Trucker bill meets opposition and support, citing costs and fairness

TRENTON – The Assembly Labor Committee heard testimony on the “Truck Operator Independent Contractor Act,” which presumes  an employer-employee relationship exists between parcel delivery trucking/drayage operators and the person/company for which he or she is providing services, instead of an independent contractor relationship.

Under bill A1578, individuals who perform trucking services are considered employees unless and until it is shown otherwise to the satisfaction of the Department of Labor and Workforce Development.

Assemblyman John Wisniewski (D-19) of Sayreville, the bill’s prime sponsor, described deliberate misclassification as “a growing trend.” He said the federal government estimates that misclassification by employers could cost it $7 billion over the next 10 years, largely because they avoid having to pay employment taxes, such as Social Security and Medicare.

New Jersey has also been a victim, he said. In 2005, the state missed out on $625 million in tax revenue because of misclassification.

Wisniewski said the bill is about protecting businesses that “play by the rules.”

“It is not an attack on the trucking industry,” he said.   “This is about fiscal responsibility.”     

But several groups disagreed. Several trucking and shipping companies, including Maersk Inc. and NYSA, said the legislation will result in negative economic consequences, in the form of higher trucking fees that could cause an interruption in service.

However, Assemblyman Craig Coughlin seemed peeved when he wasn’t provided with specifics.

“You can’t tell me any specifics why or how,” he said, adding that the opponents are expecting him to just rely on general information before casting his vote.

Doug Morgante of Maersk Inc., based in Madison, simply said about the higher costs and service disruptions, “It’s reality.” He added he will provide Coughlin the information soon. But Coughlin responded, “I have to vote on this in a few minutes.”

Fred Potter, vice president of the International Brotherhood of Teamsters, said misclassification is a big problem. He said A1578 will help the state track down “unscrupulous employers.”

“This classification is rampant by the trucking industry to cut costs” he said, saying it amounts to “modern day sharecroppers.”

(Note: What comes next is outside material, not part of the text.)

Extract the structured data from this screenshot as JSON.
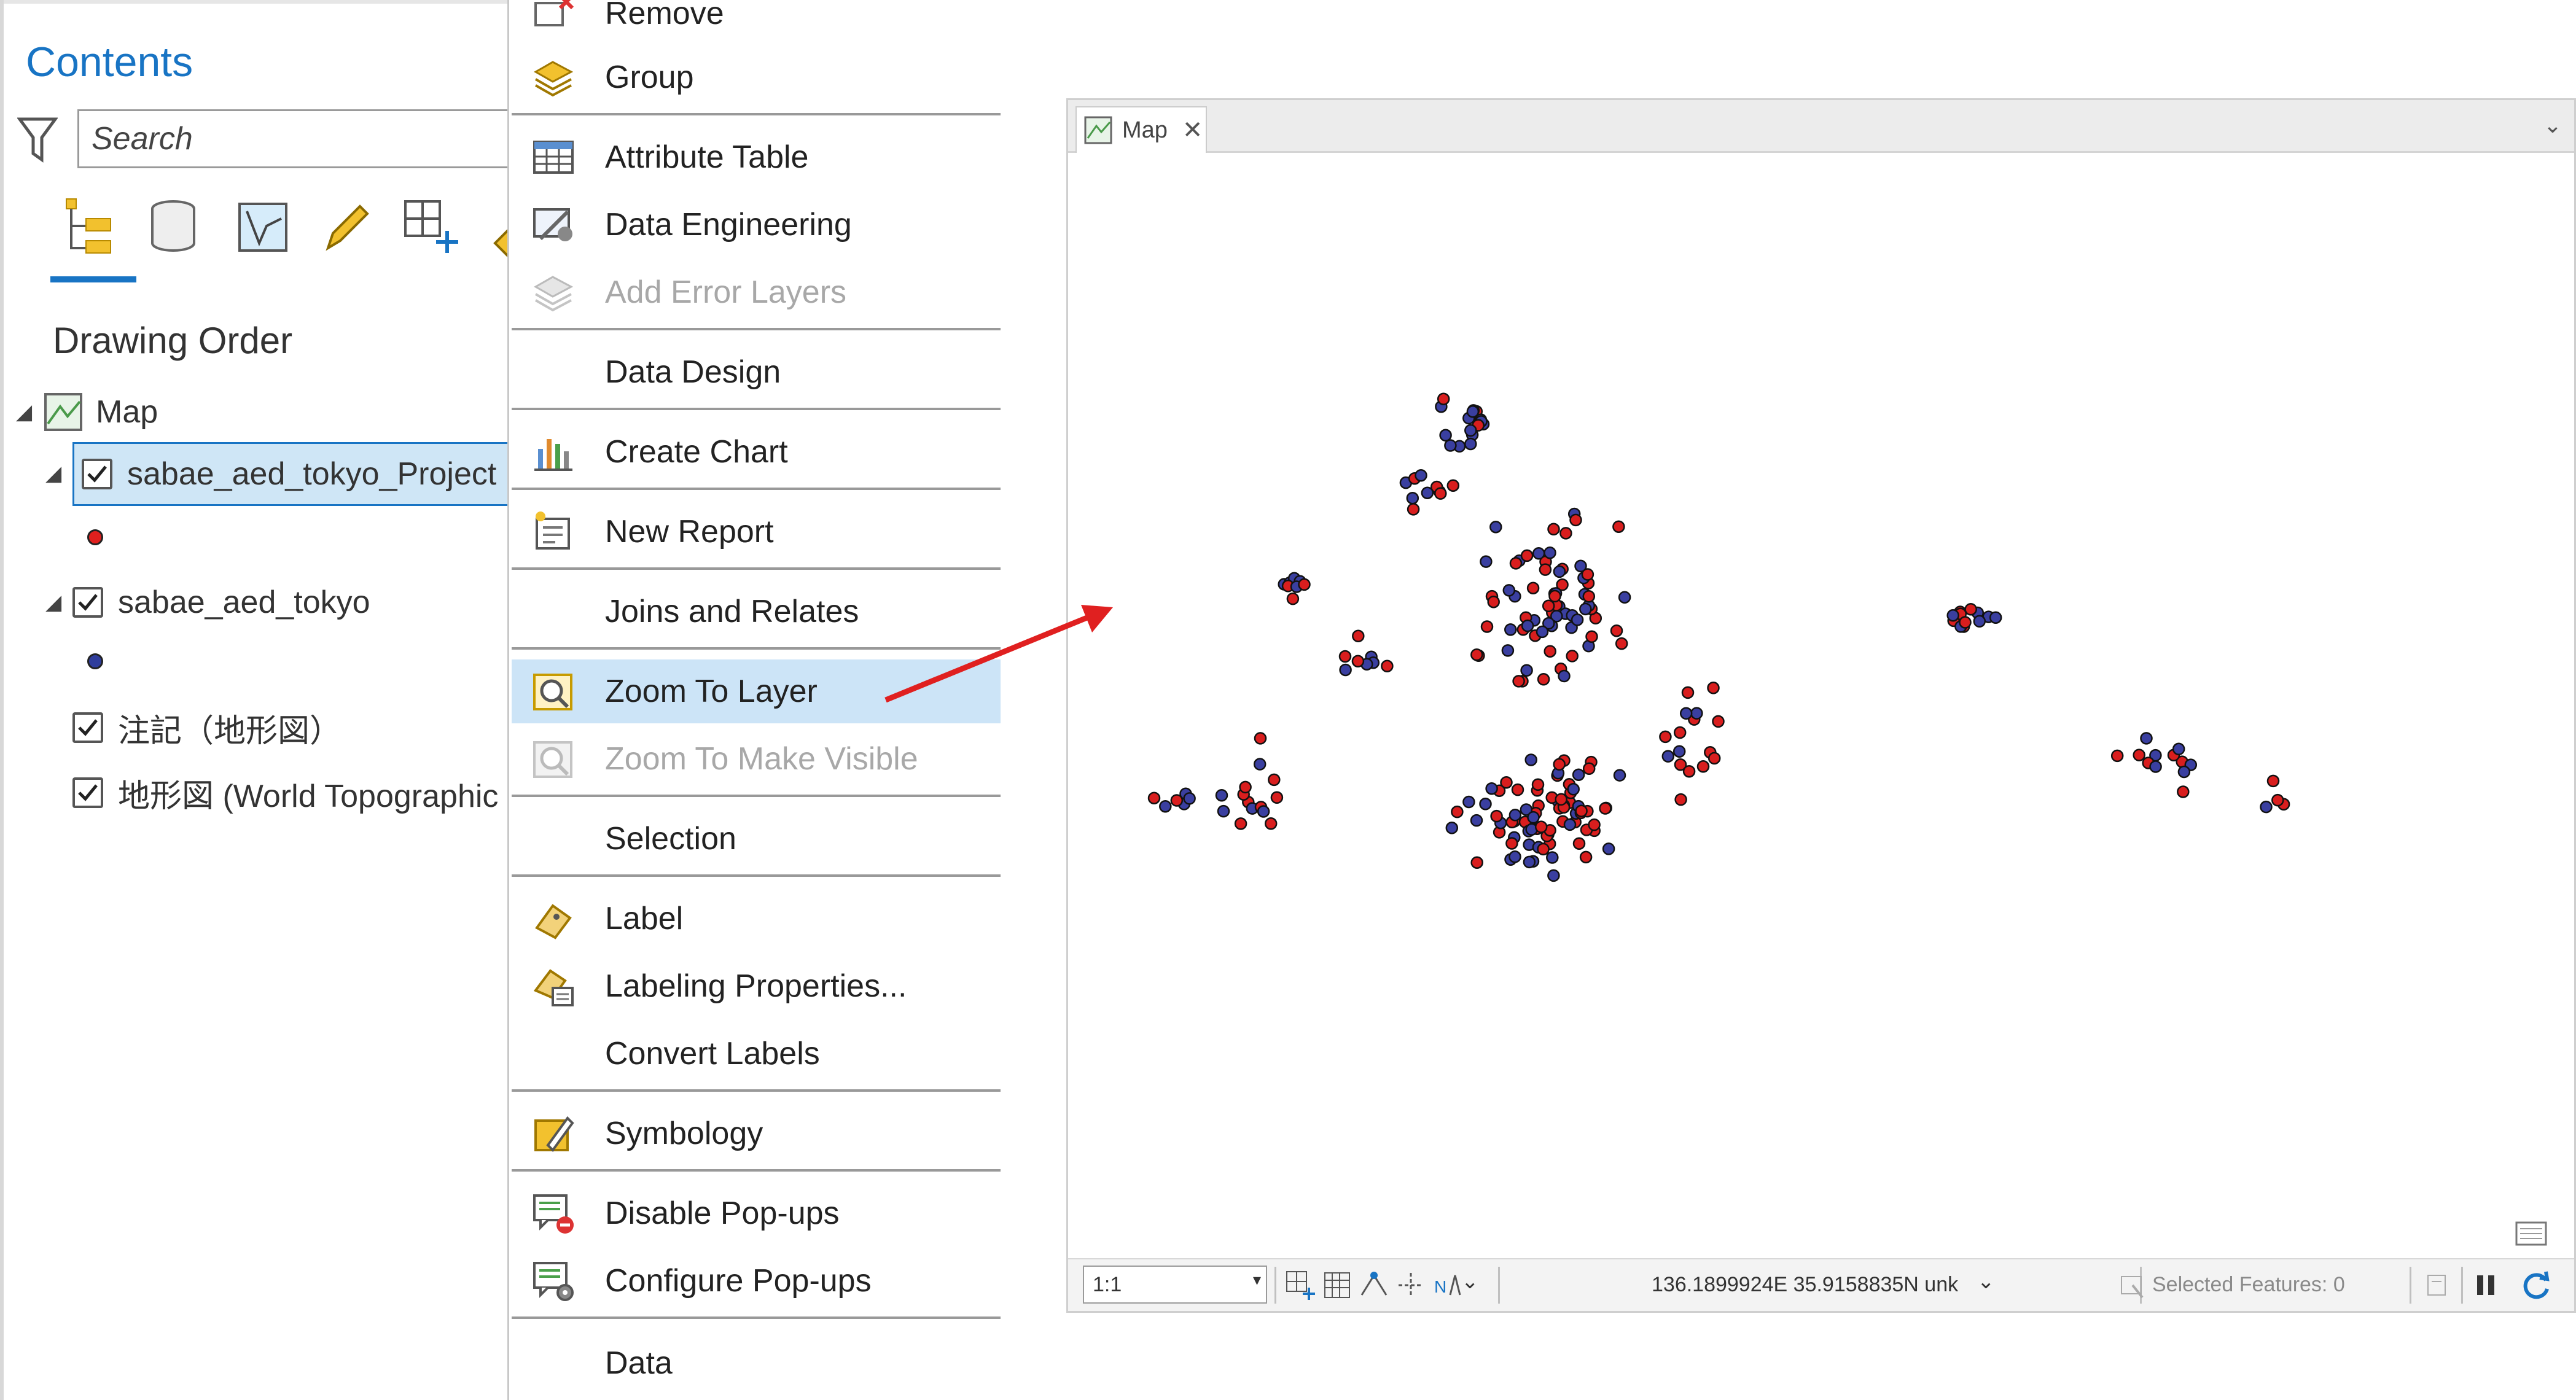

“The only people against this bill are ones who misuse or abuse their workers.”    

 Under the bill, an employer violates the provisions of the bill if it classifies or treats a worker who does not meet all three prongs of the three pronged test as an independent contractor.  Those conditions include:

     1.    The individual has been and will continue to be free from control or direction over the performance of that service, both under his contract of service and in fact;

     2.  The service is either outside the usual course of the business for which the service is performed, or the service is performed outside of all the places of business of the employer for which the service is performed; and

     3.  The individual is customarily engaged in an independently established trade, occupation, profession or business.

     The deliberate misclassification is considered a third-degree crime, with a maximum $15,000 fine, or imprisonment for not more than one year for a first offense. Subsequent offenses carry a $30,000 fine and a two-year imprisonment.

     Finally, the bill makes it unlawful for an employer to take adverse action against any person who files a complaint or informs any person about an employer’s noncompliance with this act.

Assemblyman Jay Webber (R-26) of Morris Plains, said he would vote against the bill, saying, among other things, it could lead to expensive lawsuits against employers from various union groups.

Trucker bill meets opposition and support, citing costs and fairness